While curly parsley (Petroselinium crispum) makes a beautiful garnish and nice after meal palate cleanser, for cooking you really want P. neapolitanum, the Italian flat leaf type. While it doesn’t have big taste of its own, it brings out the other flavors in a dish and balances them. If you are making a soup or stew and it just seems to be lacking something, try adding some parsley and see if that does the trick. It frequently does. It’s usually used just as a flavoring, but you can make a pesto out of it. It’s high in vitamins A, C, and K. The huge amount of chlorophyll in its bright green leaves is what makes it an ideal for breath cleanser. Some of oils found in parsley are powerful antioxidants, and the plant is a diuretic- it promotes the removal of excess sodium from the body, thus balancing fluid build-up; some herbalists use it for lowering blood pressure.
Parsley is a biennial plant, living for two years. The first year it makes a lot of leaves; it lives through some of our winters, and makes some leaves before sending up flowers and seeding itself. Parsley is related to carrots and Queen Anne’s lace, so the lacy white flowers are quite attractive and encourage beneficial insects. The leaves that it makes the second year are few and slightly bitter, so you really need to start new plants every year.
Parsley seed is very slow to sprout, as well as having a low germination rate. You need to have fresh seed, and to increase your success rate, soak it in warm water for 48 hours, changing the water every day. Do not bury the seed but just press it into the top of the soil and keep moist. Because of its slow germination and growth, start your seed two months before the last frost date (May 15 in most of the Inland Northwest). Parsley has a reputation of being difficult to transplant, but I’ve found that if you don’t allow it to become root bound before moving it, the little plants will do just fine. I think the old superstition that only a witch could grow parsley came about because of the difficulty in transplanting!
Plant your parsley in a sunny (six to eight hours of sun a day minimum), well drained site in soil that is high in organic matter (compost). While planting them a foot apart is ideal, if you’re short on space you can crowd them. I put three plants in a three gallon container, and harvest often so the plants don’t shade each other. Like all herbs, parsley should only be fertilized lightly, with a formula that is higher in phosphorus than in nitrogen, like Bloom!. Apply the fertilizer at half strength. Too much fertilizer, especially nitrogen, results in big, beautiful plants that lack in flavor. Thankfully, parsley is not bothered by insects or disease, and because it doesn’t bloom until its second year, you can ignore it without it going to seed. It will produce well into late fall- I cut it to the ground a week ago, and today it has enough new growth that it could be cut again! It is one of the easiest herbs to grow indoors: put it in your brightest lit window and you can have fresh parsley all winter. The plant will be leggy and not as full flavored as when grown outside, but it’s still a lot better than dried parsley!
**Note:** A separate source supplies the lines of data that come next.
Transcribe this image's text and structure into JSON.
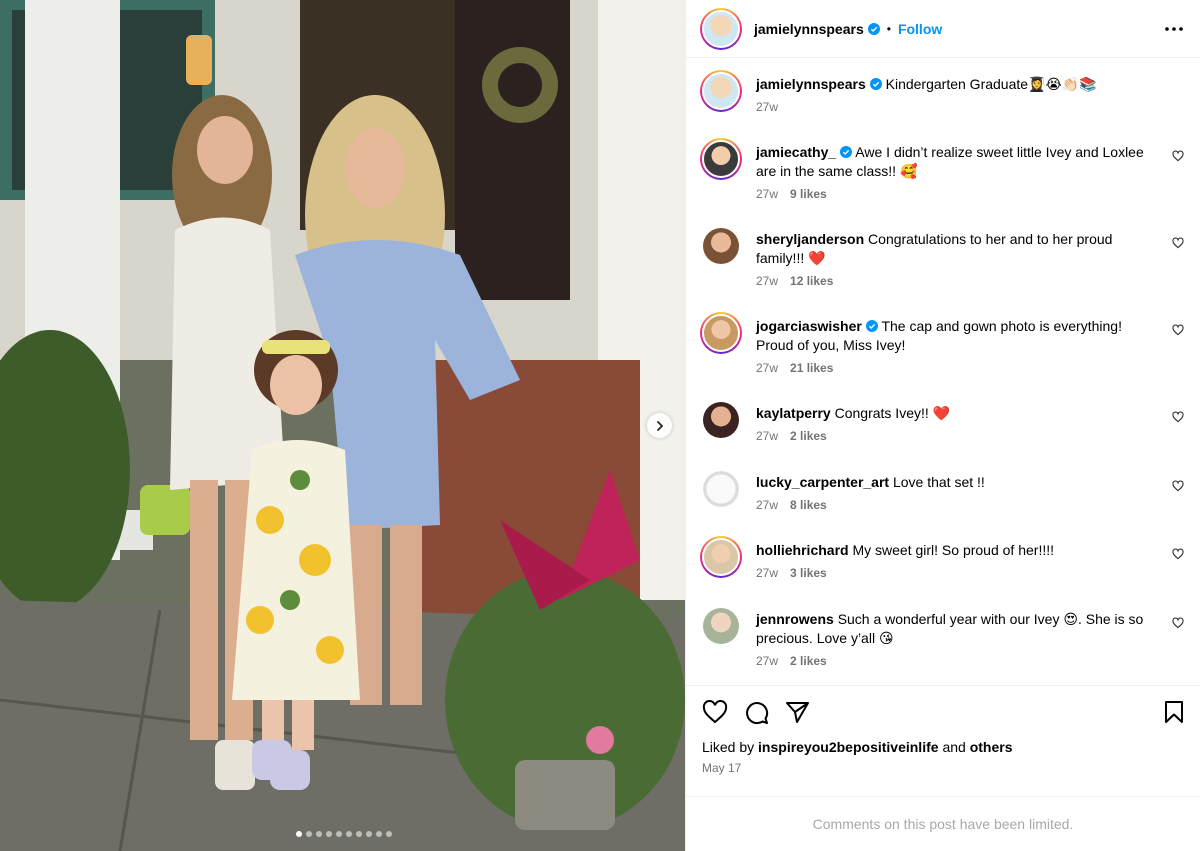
{
  "photo": {
    "description_icon": "photo-image",
    "dots_count": 10,
    "active_dot": 0
  },
  "header": {
    "username": "jamielynnspears",
    "separator": "•",
    "follow_label": "Follow"
  },
  "caption": {
    "username": "jamielynnspears",
    "text": "Kindergarten Graduate👩‍🎓😭👏🏻📚",
    "time": "27w"
  },
  "comments": [
    {
      "username": "jamiecathy_",
      "verified": true,
      "text": "Awe I didn’t realize sweet little Ivey and Loxlee are in the same class!! 🥰",
      "time": "27w",
      "likes": "9 likes"
    },
    {
      "username": "sheryljanderson",
      "verified": false,
      "text": "Congratulations to her and to her proud family!!! ❤️",
      "time": "27w",
      "likes": "12 likes"
    },
    {
      "username": "jogarciaswisher",
      "verified": true,
      "text": "The cap and gown photo is everything! Proud of you, Miss Ivey!",
      "time": "27w",
      "likes": "21 likes"
    },
    {
      "username": "kaylatperry",
      "verified": false,
      "text": "Congrats Ivey!! ❤️",
      "time": "27w",
      "likes": "2 likes"
    },
    {
      "username": "lucky_carpenter_art",
      "verified": false,
      "text": "Love that set !!",
      "time": "27w",
      "likes": "8 likes"
    },
    {
      "username": "holliehrichard",
      "verified": false,
      "text": "My sweet girl! So proud of her!!!!",
      "time": "27w",
      "likes": "3 likes"
    },
    {
      "username": "jennrowens",
      "verified": false,
      "text": "Such a wonderful year with our Ivey 😍. She is so precious. Love y’all 😘",
      "time": "27w",
      "likes": "2 likes"
    }
  ],
  "actions": {
    "liked_prefix": "Liked by",
    "liked_user": "inspireyou2bepositiveinlife",
    "liked_and": "and",
    "liked_others": "others",
    "date": "May 17"
  },
  "footer": {
    "limited_text": "Comments on this post have been limited."
  },
  "colors": {
    "accent": "#0095f6",
    "muted": "#737373",
    "verified": "#0095f6"
  }
}
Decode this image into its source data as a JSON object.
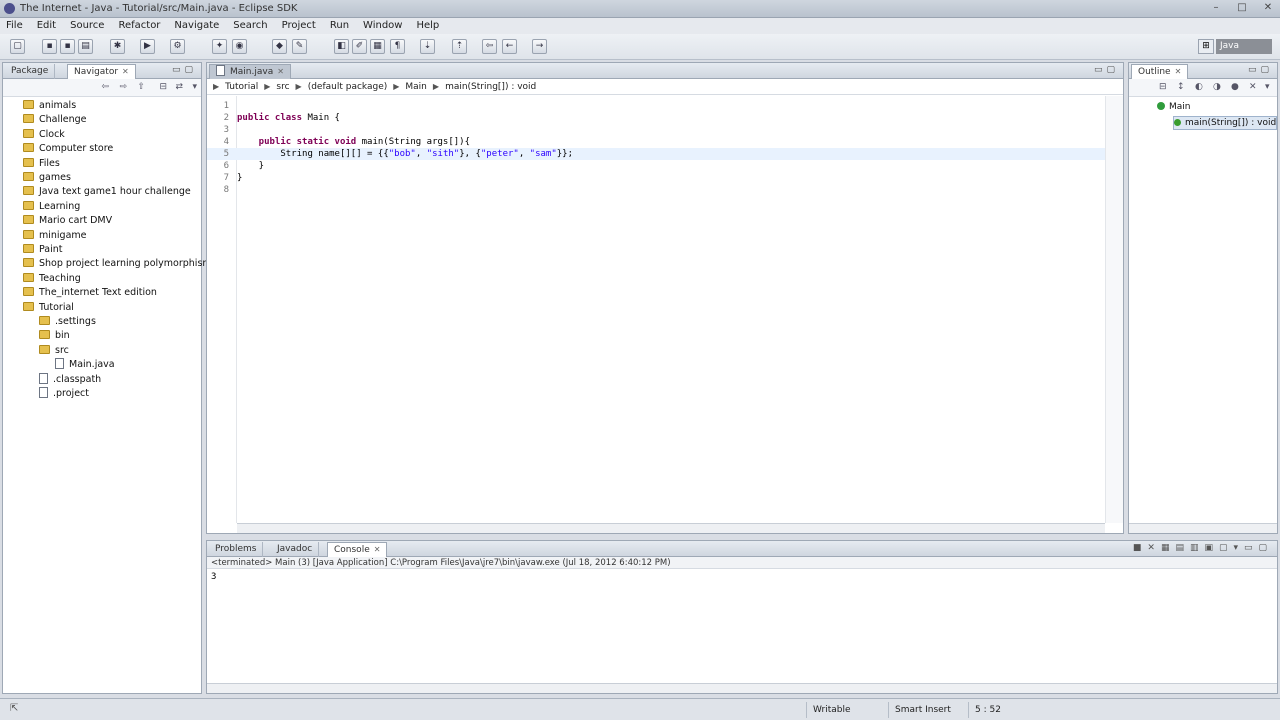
{
  "window": {
    "title": "The Internet - Java - Tutorial/src/Main.java - Eclipse SDK"
  },
  "menu": [
    "File",
    "Edit",
    "Source",
    "Refactor",
    "Navigate",
    "Search",
    "Project",
    "Run",
    "Window",
    "Help"
  ],
  "perspectives": {
    "java_label": "Java"
  },
  "left_panel": {
    "tabs": [
      {
        "label": "Package"
      },
      {
        "label": "Navigator"
      }
    ],
    "tree": [
      {
        "label": "animals",
        "indent": 0,
        "type": "folder"
      },
      {
        "label": "Challenge",
        "indent": 0,
        "type": "folder"
      },
      {
        "label": "Clock",
        "indent": 0,
        "type": "folder"
      },
      {
        "label": "Computer store",
        "indent": 0,
        "type": "folder"
      },
      {
        "label": "Files",
        "indent": 0,
        "type": "folder"
      },
      {
        "label": "games",
        "indent": 0,
        "type": "folder"
      },
      {
        "label": "Java text game1 hour challenge",
        "indent": 0,
        "type": "folder"
      },
      {
        "label": "Learning",
        "indent": 0,
        "type": "folder"
      },
      {
        "label": "Mario cart DMV",
        "indent": 0,
        "type": "folder"
      },
      {
        "label": "minigame",
        "indent": 0,
        "type": "folder"
      },
      {
        "label": "Paint",
        "indent": 0,
        "type": "folder"
      },
      {
        "label": "Shop project learning polymorphism",
        "indent": 0,
        "type": "folder"
      },
      {
        "label": "Teaching",
        "indent": 0,
        "type": "folder"
      },
      {
        "label": "The_internet Text edition",
        "indent": 0,
        "type": "folder"
      },
      {
        "label": "Tutorial",
        "indent": 0,
        "type": "folder"
      },
      {
        "label": ".settings",
        "indent": 1,
        "type": "folder"
      },
      {
        "label": "bin",
        "indent": 1,
        "type": "folder"
      },
      {
        "label": "src",
        "indent": 1,
        "type": "folder"
      },
      {
        "label": "Main.java",
        "indent": 2,
        "type": "file"
      },
      {
        "label": ".classpath",
        "indent": 1,
        "type": "file"
      },
      {
        "label": ".project",
        "indent": 1,
        "type": "file"
      }
    ]
  },
  "editor": {
    "tab_label": "Main.java",
    "breadcrumb": [
      "Tutorial",
      "src",
      "(default package)",
      "Main",
      "main(String[]) : void"
    ],
    "lines": [
      {
        "n": "1",
        "segments": []
      },
      {
        "n": "2",
        "segments": [
          {
            "t": "public class ",
            "k": "kw"
          },
          {
            "t": "Main {",
            "k": ""
          }
        ]
      },
      {
        "n": "3",
        "segments": []
      },
      {
        "n": "4",
        "segments": [
          {
            "t": "    public static void ",
            "k": "kw"
          },
          {
            "t": "main(String args[]){",
            "k": ""
          }
        ]
      },
      {
        "n": "5",
        "segments": [
          {
            "t": "        String ",
            "k": ""
          },
          {
            "t": "name",
            "k": ""
          },
          {
            "t": "[][] = {{",
            "k": ""
          },
          {
            "t": "\"bob\"",
            "k": "str"
          },
          {
            "t": ", ",
            "k": ""
          },
          {
            "t": "\"sith\"",
            "k": "str"
          },
          {
            "t": "}, {",
            "k": ""
          },
          {
            "t": "\"peter\"",
            "k": "str"
          },
          {
            "t": ", ",
            "k": ""
          },
          {
            "t": "\"sam\"",
            "k": "str"
          },
          {
            "t": "}};",
            "k": ""
          }
        ]
      },
      {
        "n": "6",
        "segments": [
          {
            "t": "    }",
            "k": ""
          }
        ]
      },
      {
        "n": "7",
        "segments": [
          {
            "t": "}",
            "k": ""
          }
        ]
      },
      {
        "n": "8",
        "segments": []
      }
    ]
  },
  "outline": {
    "tab_label": "Outline",
    "items": [
      {
        "label": "Main"
      },
      {
        "label": "main(String[]) : void"
      }
    ]
  },
  "bottom_panel": {
    "tabs": [
      {
        "label": "Problems"
      },
      {
        "label": "Javadoc"
      },
      {
        "label": "Console"
      }
    ],
    "console_header": "<terminated> Main (3) [Java Application] C:\\Program Files\\Java\\jre7\\bin\\javaw.exe (Jul 18, 2012 6:40:12 PM)",
    "output": "3"
  },
  "status": {
    "writable": "Writable",
    "insert_mode": "Smart Insert",
    "position": "5 : 52"
  }
}
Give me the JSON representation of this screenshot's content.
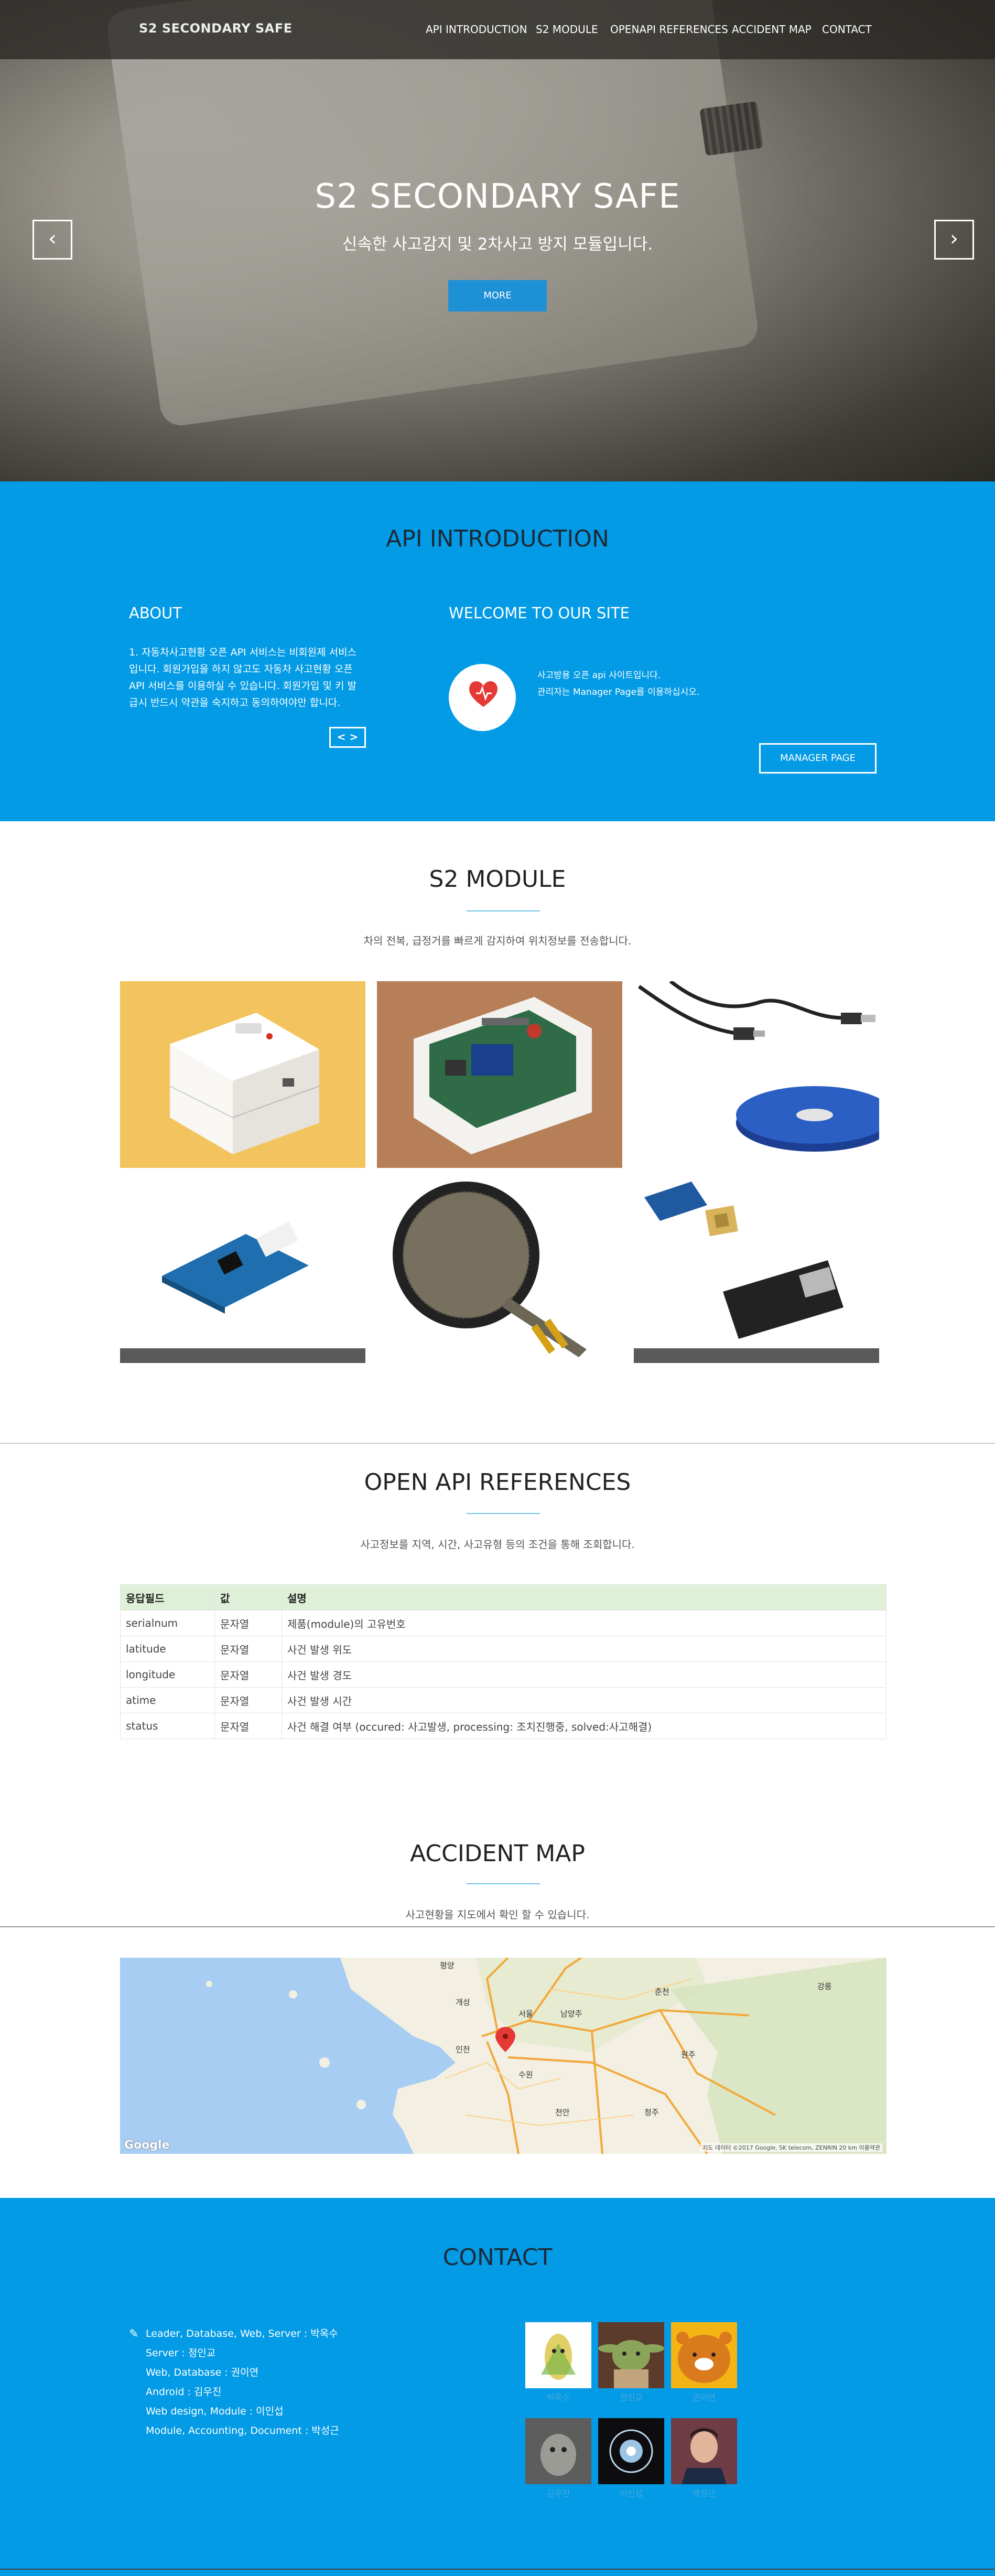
{
  "nav": {
    "brand": "S2 SECONDARY SAFE",
    "items": [
      "API INTRODUCTION",
      "S2 MODULE",
      "OPENAPI REFERENCES",
      "ACCIDENT MAP",
      "CONTACT"
    ]
  },
  "hero": {
    "title": "S2 SECONDARY SAFE",
    "subtitle": "신속한 사고감지 및 2차사고 방지 모듈입니다.",
    "more_label": "MORE",
    "prev_icon": "chevron-left-icon",
    "next_icon": "chevron-right-icon"
  },
  "api_intro": {
    "title": "API INTRODUCTION",
    "about_heading": "ABOUT",
    "about_text": "1. 자동차사고현황 오픈 API 서비스는 비회원제 서비스입니다. 회원가입을 하지 않고도 자동차 사고현황 오픈API 서비스를 이용하실 수 있습니다. 회원가입 및 키 발급시 반드시 약관을 숙지하고 동의하여야만 합니다.",
    "code_label": "< >",
    "welcome_heading": "WELCOME TO OUR SITE",
    "welcome_line1": "사고방용 오픈 api 사이트입니다.",
    "welcome_line2": "관리자는 Manager Page를 이용하십시오.",
    "manager_label": "MANAGER PAGE"
  },
  "module": {
    "title": "S2 MODULE",
    "subtitle": "차의 전복, 급정거를 빠르게 감지하여 위치정보를 전송합니다."
  },
  "openapi": {
    "title": "OPEN API REFERENCES",
    "subtitle": "사고정보를 지역, 시간, 사고유형 등의 조건을 통해 조회합니다.",
    "headers": [
      "응답필드",
      "값",
      "설명"
    ],
    "rows": [
      [
        "serialnum",
        "문자열",
        "제품(module)의 고유번호"
      ],
      [
        "latitude",
        "문자열",
        "사건 발생 위도"
      ],
      [
        "longitude",
        "문자열",
        "사건 발생 경도"
      ],
      [
        "atime",
        "문자열",
        "사건 발생 시간"
      ],
      [
        "status",
        "문자열",
        "사건 해결 여부 (occured: 사고발생, processing: 조치진행중, solved:사고해결)"
      ]
    ]
  },
  "map": {
    "title": "ACCIDENT MAP",
    "subtitle": "사고현황을 지도에서 확인 할 수 있습니다.",
    "google_label": "Google",
    "attribution": "지도 데이터 ©2017 Google, SK telecom, ZENRIN  20 km  이용약관",
    "city_labels": [
      "평양",
      "서울",
      "인천",
      "수원",
      "춘천",
      "강릉",
      "개성",
      "원주",
      "청주",
      "천안",
      "남양주"
    ]
  },
  "contact": {
    "title": "CONTACT",
    "pen_icon": "pencil-icon",
    "team": [
      "Leader, Database, Web, Server : 박옥수",
      "Server : 정인교",
      "Web, Database : 권이연",
      "Android : 김우진",
      "Web design, Module : 이인섭",
      "Module, Accounting, Document : 박성근"
    ],
    "avatar_names": [
      "박옥수",
      "정인교",
      "권이연",
      "김우진",
      "이인섭",
      "박성근"
    ]
  },
  "colors": {
    "brand_blue": "#039be5",
    "button_blue": "#1e90d6",
    "table_header": "#dff0d8",
    "divider": "#6ec1ea"
  }
}
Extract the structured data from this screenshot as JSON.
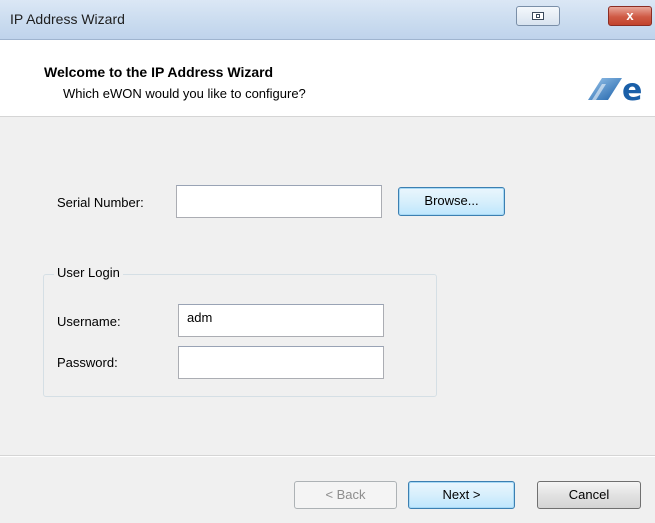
{
  "window": {
    "title": "IP Address Wizard",
    "close_glyph": "x"
  },
  "header": {
    "title": "Welcome to the IP Address Wizard",
    "subtitle": "Which eWON would you like to configure?",
    "logo_text": "e"
  },
  "form": {
    "serial_label": "Serial Number:",
    "serial_value": "",
    "browse_label": "Browse...",
    "group_title": "User Login",
    "username_label": "Username:",
    "username_value": "adm",
    "password_label": "Password:",
    "password_value": ""
  },
  "footer": {
    "back_label": "< Back",
    "next_label": "Next >",
    "cancel_label": "Cancel"
  },
  "colors": {
    "accent": "#3c7fb1",
    "close_red": "#c2432c",
    "logo_blue": "#1a5fa8"
  }
}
Harvest by cutting the stems as close to the crown as possible. The stems won’t make more leaves, and they just make things crowded if you leave them. Rinse lightly, and pick the leaves from the stems. Fresh is best, of course, but frozen isn’t bad. To freeze parsley, I put the fresh cut herb in colander to rinse it, then allow it to sit for a half hour or so to drip dry. I then put it, stems and all, into a plastic bag, squeeze as much air out of it as possible, and place in the freezer. During winter I can just pull out what I need and throw it right into the pot.
Other than getting the seeds to sprout, parsley is probably the easiest herb for a beginner. You can frequently buy starts at nurseries or farmer’s markets to avoid that problem. It’s useful in many styles of cooking, and makes a pretty border or container plant.